And then there’s the issue of language. I could write a paper on this issue in books, I really could. 300 years separate the Colonists from the Earthborns. And they speak the very same variety of English with no vocabulary or grammar changes, or even an accent that’s tough for characters to follow. I can’t suspend my disbelief on that one. Come on, even today we still have new articles flying around websites to explain the differences between British English and American English, and when some people try to handle Canadian English, they get things wrong. Even assuming that Colonists and Earthborns had access to the same records and so the same written language and history, their spoken language would have diverged over 3 centuries, even just accounting for the vast differences in lifestyle. It’s not clear if everyone in the original Colony spoke English, though there are hints dropped that it was a multi-cultural group, so chances are there would be new words introduced from originating cultures, new words and phrases evolving over time. Ditto for the Earthborns, who spent about 250 years underground before finally coming back to the surface. But everyone communicates just fine with no awkwardness or struggle to understand a single thing.
It’s the little things like that which caused me to raise an eyebrow while reading. Things that weren’t planned that well, or thrown in for effect without considering how they tie in to, well, reality. Between that and the fact that in a few chapters, nothing happened except for watching people watch other characters, it still made the book feel like it was moving at a plodding pace, and most of the interest stayed with Glass and Luke as they fight their way back to Phoenix and then onto a dropship as the rest of the Colony starts falling apart. There’s tension in the Earth segments of the story, too, but much of it feels so distant than it’s hard to feel much concern about. The sickness was focused on by only a single character. A psychopathic killer within the group was revealed very casually at the end, with very little horror and emotion.
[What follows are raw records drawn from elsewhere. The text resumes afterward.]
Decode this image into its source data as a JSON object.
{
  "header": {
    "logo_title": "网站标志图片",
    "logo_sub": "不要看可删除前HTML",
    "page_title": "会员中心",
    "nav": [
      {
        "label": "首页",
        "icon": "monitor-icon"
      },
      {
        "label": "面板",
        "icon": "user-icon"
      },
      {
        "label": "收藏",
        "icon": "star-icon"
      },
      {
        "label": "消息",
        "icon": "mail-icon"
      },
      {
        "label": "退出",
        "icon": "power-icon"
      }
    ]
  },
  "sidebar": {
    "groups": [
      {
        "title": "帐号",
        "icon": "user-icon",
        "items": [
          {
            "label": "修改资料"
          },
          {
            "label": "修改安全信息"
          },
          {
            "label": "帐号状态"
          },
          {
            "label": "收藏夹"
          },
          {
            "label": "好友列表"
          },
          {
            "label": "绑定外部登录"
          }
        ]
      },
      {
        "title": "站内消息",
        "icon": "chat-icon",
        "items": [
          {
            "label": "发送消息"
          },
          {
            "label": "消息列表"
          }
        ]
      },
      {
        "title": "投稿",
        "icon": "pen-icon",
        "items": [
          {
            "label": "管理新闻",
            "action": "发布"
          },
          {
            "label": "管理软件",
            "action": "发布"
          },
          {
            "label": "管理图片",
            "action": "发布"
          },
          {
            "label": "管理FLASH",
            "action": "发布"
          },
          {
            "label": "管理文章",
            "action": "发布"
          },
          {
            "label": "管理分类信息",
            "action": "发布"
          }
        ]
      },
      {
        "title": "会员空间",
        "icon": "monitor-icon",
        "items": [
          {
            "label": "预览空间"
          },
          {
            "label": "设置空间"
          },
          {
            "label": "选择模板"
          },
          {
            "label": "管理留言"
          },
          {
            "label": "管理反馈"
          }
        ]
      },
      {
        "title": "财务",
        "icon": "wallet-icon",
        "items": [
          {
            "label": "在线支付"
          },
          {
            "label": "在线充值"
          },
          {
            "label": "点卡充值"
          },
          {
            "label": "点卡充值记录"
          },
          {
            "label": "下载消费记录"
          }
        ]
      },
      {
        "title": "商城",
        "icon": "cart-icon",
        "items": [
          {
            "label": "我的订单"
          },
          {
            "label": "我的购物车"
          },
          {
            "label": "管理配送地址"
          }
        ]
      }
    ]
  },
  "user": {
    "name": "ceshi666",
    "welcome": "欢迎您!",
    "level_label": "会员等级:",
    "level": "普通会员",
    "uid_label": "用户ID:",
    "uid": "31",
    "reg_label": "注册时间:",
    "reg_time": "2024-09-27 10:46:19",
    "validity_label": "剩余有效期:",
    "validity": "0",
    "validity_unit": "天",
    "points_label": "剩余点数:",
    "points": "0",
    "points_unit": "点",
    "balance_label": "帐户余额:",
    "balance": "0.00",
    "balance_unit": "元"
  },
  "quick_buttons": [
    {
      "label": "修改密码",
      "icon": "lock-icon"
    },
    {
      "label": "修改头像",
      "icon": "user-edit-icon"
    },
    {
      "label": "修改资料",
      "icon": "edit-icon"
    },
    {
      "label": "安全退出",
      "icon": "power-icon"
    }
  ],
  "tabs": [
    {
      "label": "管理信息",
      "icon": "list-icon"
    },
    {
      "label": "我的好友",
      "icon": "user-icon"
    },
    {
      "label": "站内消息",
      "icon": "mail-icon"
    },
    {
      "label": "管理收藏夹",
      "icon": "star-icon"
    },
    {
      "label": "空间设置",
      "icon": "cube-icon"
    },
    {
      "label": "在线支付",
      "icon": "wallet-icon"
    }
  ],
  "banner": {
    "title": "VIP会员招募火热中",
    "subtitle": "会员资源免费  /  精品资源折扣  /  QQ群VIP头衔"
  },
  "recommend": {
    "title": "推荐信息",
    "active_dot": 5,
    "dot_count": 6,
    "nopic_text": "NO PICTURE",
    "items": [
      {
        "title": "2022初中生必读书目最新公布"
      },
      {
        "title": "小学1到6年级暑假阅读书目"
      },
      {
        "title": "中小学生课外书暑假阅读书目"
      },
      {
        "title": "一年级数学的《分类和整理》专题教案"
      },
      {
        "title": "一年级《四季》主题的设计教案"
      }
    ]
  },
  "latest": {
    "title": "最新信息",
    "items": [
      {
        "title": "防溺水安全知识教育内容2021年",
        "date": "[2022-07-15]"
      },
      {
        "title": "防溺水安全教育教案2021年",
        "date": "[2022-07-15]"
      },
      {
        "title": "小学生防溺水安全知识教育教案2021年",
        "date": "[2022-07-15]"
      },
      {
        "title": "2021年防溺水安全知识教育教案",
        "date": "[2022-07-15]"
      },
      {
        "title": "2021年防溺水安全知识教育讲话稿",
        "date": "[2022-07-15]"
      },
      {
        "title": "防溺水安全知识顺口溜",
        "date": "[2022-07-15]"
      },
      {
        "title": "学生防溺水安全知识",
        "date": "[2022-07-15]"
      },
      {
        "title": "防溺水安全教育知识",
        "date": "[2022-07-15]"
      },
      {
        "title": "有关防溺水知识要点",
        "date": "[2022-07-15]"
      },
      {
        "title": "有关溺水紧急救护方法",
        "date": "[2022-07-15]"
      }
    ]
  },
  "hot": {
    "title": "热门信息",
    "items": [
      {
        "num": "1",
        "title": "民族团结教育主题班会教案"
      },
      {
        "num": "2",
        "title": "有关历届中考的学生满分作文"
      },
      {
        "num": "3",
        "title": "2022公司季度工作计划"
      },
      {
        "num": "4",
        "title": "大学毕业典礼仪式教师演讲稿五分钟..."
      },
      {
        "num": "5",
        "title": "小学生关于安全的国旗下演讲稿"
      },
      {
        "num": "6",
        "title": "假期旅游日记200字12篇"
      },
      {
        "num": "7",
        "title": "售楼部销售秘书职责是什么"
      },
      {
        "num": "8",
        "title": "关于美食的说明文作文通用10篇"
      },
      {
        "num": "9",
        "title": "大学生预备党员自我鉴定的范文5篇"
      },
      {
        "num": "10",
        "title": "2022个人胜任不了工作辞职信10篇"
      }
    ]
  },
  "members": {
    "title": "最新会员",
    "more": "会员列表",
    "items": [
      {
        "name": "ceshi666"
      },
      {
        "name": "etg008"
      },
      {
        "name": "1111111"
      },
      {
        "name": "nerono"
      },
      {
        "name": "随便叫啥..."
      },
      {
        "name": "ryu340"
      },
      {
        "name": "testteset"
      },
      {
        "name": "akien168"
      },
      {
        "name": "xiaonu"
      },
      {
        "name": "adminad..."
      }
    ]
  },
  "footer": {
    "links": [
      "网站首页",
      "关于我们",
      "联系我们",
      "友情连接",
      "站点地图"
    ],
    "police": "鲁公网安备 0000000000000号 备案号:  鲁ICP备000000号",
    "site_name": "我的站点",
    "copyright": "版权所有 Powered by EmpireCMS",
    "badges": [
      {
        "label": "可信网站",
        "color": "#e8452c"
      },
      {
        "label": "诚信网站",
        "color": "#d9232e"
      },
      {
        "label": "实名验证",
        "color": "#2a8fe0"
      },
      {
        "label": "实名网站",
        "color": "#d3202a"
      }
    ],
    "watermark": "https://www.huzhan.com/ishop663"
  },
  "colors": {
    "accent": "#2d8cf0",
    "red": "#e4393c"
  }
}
With the exception of Bellamy, once again I had a hard time caring about what was going on.
This is an average sequel to an average book, with little special to redeem it and make it stand out from better books around it. It’s not bad, really. It’s just not that good. The idea behind the book is more interesting than the book itself. If you want to read a really good book about teenagers thrown onto a supposedly empty world where they have to survive after being expelled from a place with abusive control and population problems, then I recommend Monica Hughes’s Invitation to the Game instead.
(Received for review from the publisher via NetGalley.)